Superman has always stood for truth, justice, and the American way. Except for the odd occasions when he doesn’t. Sometimes, Superman can stand for himself (which, in turn, makes him sort of a dick), but most of the time Superman is a cut and dry character. Most folks think this a detriment to his character, but that’s completely wrong. The reason Superman works so well as a character within DC Comics is because he’s such a nice guy.
Why am I bringing this up? Because there’s a disturbing rumor floating around the internet, that if true, threatens to destroy Superman’s character for reasons. Sure I’m probably overreacting here and the movie might be great (hell, even I liked the trailer), but there are just some things you do not do.
Superman, and Clark Kent to a lesser extent, is an orphan who was raised to be a nice guy by two loving, adoptive parents. Take that away, you ruin everything about Superman. He won’t even be a “man” let alone “super.”
Since this could be a spoiler if true, you should avoid this paragraph since I’m going to mention the rumor that started me on this whole spheal. For this article, I’m going to discuss what the changes (big and little) will do to the character rather than harping on potentially dumb the change is. So, for a little context, I direct you to this tweet by Russell Crowe from a few days ago. He’s defending something. You see the rumor floating around, which Crowe intended to squash, was that Krypton, Superman’s home planet, will survive (and Kal-El is sent to Earth due to a genetic anomaly rather than his home planet blowing up) and Zod’s intention is to bring Superman back to Krypton.

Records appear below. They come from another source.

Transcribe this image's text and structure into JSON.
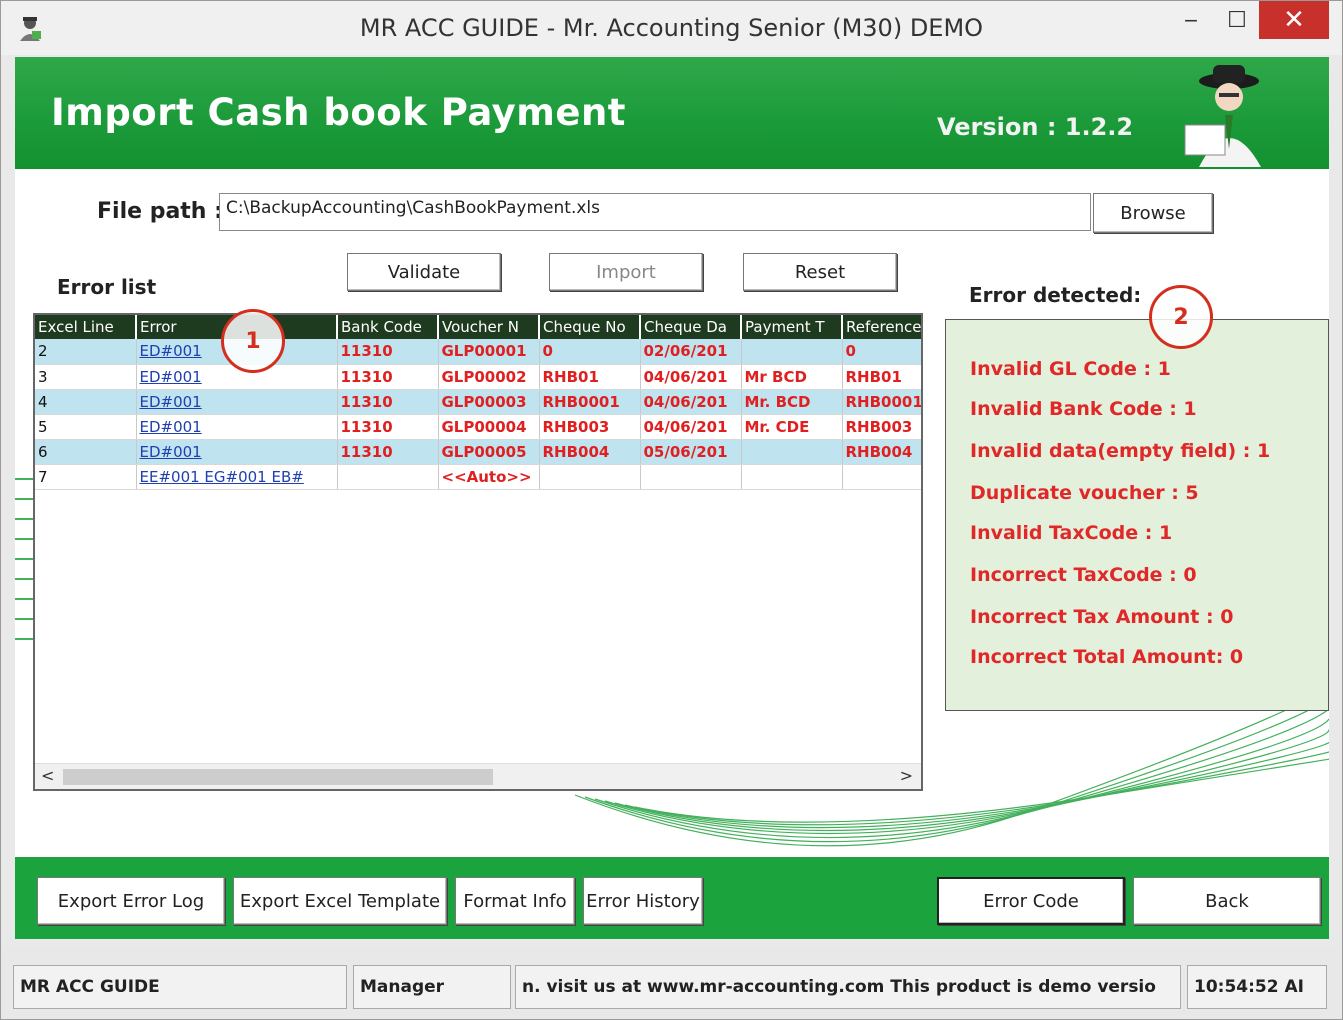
{
  "window": {
    "title": "MR ACC GUIDE - Mr. Accounting Senior (M30) DEMO",
    "controls": {
      "minimize": "‒",
      "maximize": "☐",
      "close": "✕"
    }
  },
  "banner": {
    "title": "Import Cash book Payment",
    "version": "Version : 1.2.2"
  },
  "form": {
    "file_path_label": "File path :",
    "file_path_value": "C:\\BackupAccounting\\CashBookPayment.xls",
    "browse_label": "Browse",
    "validate_label": "Validate",
    "import_label": "Import",
    "reset_label": "Reset",
    "error_list_label": "Error list",
    "error_detected_label": "Error detected:"
  },
  "grid": {
    "columns": [
      "Excel Line",
      "Error",
      "Bank Code",
      "Voucher N",
      "Cheque No",
      "Cheque Da",
      "Payment T",
      "Reference"
    ],
    "rows": [
      [
        "2",
        "ED#001",
        "11310",
        "GLP00001",
        "0",
        "02/06/201",
        "",
        "0"
      ],
      [
        "3",
        "ED#001",
        "11310",
        "GLP00002",
        "RHB01",
        "04/06/201",
        "Mr BCD",
        "RHB01"
      ],
      [
        "4",
        "ED#001",
        "11310",
        "GLP00003",
        "RHB0001",
        "04/06/201",
        "Mr. BCD",
        "RHB0001"
      ],
      [
        "5",
        "ED#001",
        "11310",
        "GLP00004",
        "RHB003",
        "04/06/201",
        "Mr. CDE",
        "RHB003"
      ],
      [
        "6",
        "ED#001",
        "11310",
        "GLP00005",
        "RHB004",
        "05/06/201",
        "",
        "RHB004"
      ],
      [
        "7",
        "EE#001 EG#001 EB#",
        "",
        "<<Auto>>",
        "",
        "",
        "",
        ""
      ]
    ],
    "scroll_left": "<",
    "scroll_right": ">"
  },
  "errors": [
    "Invalid GL Code : 1",
    "Invalid Bank Code : 1",
    "Invalid data(empty field) : 1",
    "Duplicate voucher : 5",
    "Invalid TaxCode : 1",
    "Incorrect TaxCode : 0",
    "Incorrect Tax Amount : 0",
    "Incorrect Total Amount: 0"
  ],
  "callouts": {
    "one": "1",
    "two": "2"
  },
  "buttons": {
    "export_error_log": "Export Error Log",
    "export_excel_template": "Export Excel Template",
    "format_info": "Format Info",
    "error_history": "Error History",
    "error_code": "Error Code",
    "back": "Back"
  },
  "status": {
    "app": "MR ACC GUIDE",
    "user": "Manager",
    "message": "n.  visit us at www.mr-accounting.com This product is demo versio",
    "time": "10:54:52 AI"
  },
  "colors": {
    "banner_green": "#1b9a3a",
    "bottom_green": "#1ba33d",
    "error_red": "#e02828",
    "grid_header": "#1f3b1f",
    "row_alt": "#bfe3ef",
    "panel_bg": "#e3f0dc"
  }
}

Okay now since that’s out there, time to start talking about change for the sake of change. From the get go, David S. Goyer and Zack Snyder wanted to tell a different kind of Superman story. They set out to distance themselves from the current understandings of the hero. Thanks to the recent success of the Dark Knight trilogy, the two felt Superman was also in need of a “naturalistic” approach. Hey Superman is also an orphan who dons a suit in order to avenge his parents so it could work, right? Well…no. The whole naturalistic take worked so well for Batman because, despite the deus ex machina nature of the character, it seemed pretty easy to accept a Batman in reality. Granted a “real” Batman would be locked away in prison, but the films get the point across of it being a possibility as long as someone has enough money and abandonment issues. Because of Batman’s successes (and because money is a thing folks like to have), Superman underwent some changes that removed the far more fantastical aspects of his universe.

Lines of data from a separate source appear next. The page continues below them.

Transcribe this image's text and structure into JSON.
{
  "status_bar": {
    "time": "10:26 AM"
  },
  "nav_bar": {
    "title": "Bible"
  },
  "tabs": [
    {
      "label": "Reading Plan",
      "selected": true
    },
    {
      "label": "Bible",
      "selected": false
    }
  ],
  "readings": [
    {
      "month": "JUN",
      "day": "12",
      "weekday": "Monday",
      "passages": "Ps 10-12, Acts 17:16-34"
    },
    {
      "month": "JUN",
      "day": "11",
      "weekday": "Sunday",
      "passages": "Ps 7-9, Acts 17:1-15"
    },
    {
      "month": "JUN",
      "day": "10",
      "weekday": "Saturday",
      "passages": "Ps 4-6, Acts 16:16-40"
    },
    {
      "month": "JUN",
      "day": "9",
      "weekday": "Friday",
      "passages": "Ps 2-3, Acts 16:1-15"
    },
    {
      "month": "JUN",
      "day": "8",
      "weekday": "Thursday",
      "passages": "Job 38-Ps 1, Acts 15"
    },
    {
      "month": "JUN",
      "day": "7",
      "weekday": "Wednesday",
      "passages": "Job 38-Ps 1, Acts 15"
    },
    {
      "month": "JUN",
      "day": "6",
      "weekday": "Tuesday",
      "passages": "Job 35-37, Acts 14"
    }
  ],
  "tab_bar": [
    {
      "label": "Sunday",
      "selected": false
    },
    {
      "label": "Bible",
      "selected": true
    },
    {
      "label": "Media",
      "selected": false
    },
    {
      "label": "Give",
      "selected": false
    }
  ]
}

A few of the reported changes to his mythos are the lack of kryptonite (the green rock that dampens his abilities and nearly kills him), the lack of his reporter gig (he’d be Clark Kent in full on origin mode), altering the way he flies (this hasn’t been clarified, but maybe he punches the ground real good? That would be kind of cool). And of course, there’s the big one I refused to mention because it’s so damn asinine. No of course I don’t believe changing things about Superman is the worst thing in the world, as I assume Man of Steel would’ve been canned if it were truly terrible, but changing what already works is a dumb, dumb idea. And to be fair, I’m alright with some of the changes. I can accept the lack of kryptonite since it does open up the world to the other colors (for example, Red Kryptonite turns Boy Blue into a Superjerk), and he’ll probably be a reporter in the second one (Sixth? Whatever.).
But come on, there are some things you do not do. Superman is established the way he is because it works so well. He’s meant to be a parallel of Batman (although given creation dates, it’s the other way around). Where one character chose to brood in darkness, the other used his new found loneliness and embraced the warmth of other people. Superman came to represent such things as truth and justice because he was raised by two humble farm folks who believed in those very things. Unfortunately this does cause the character to have a rigid perspective, but that’s where the best stories shine. The best Superman stories available take what he’s known for (his black and white view of morality) and skew them in order to provide an even better story.
Justice League‘s “A Better World” took Superman’s long withheld desire to not harm Lex Luthor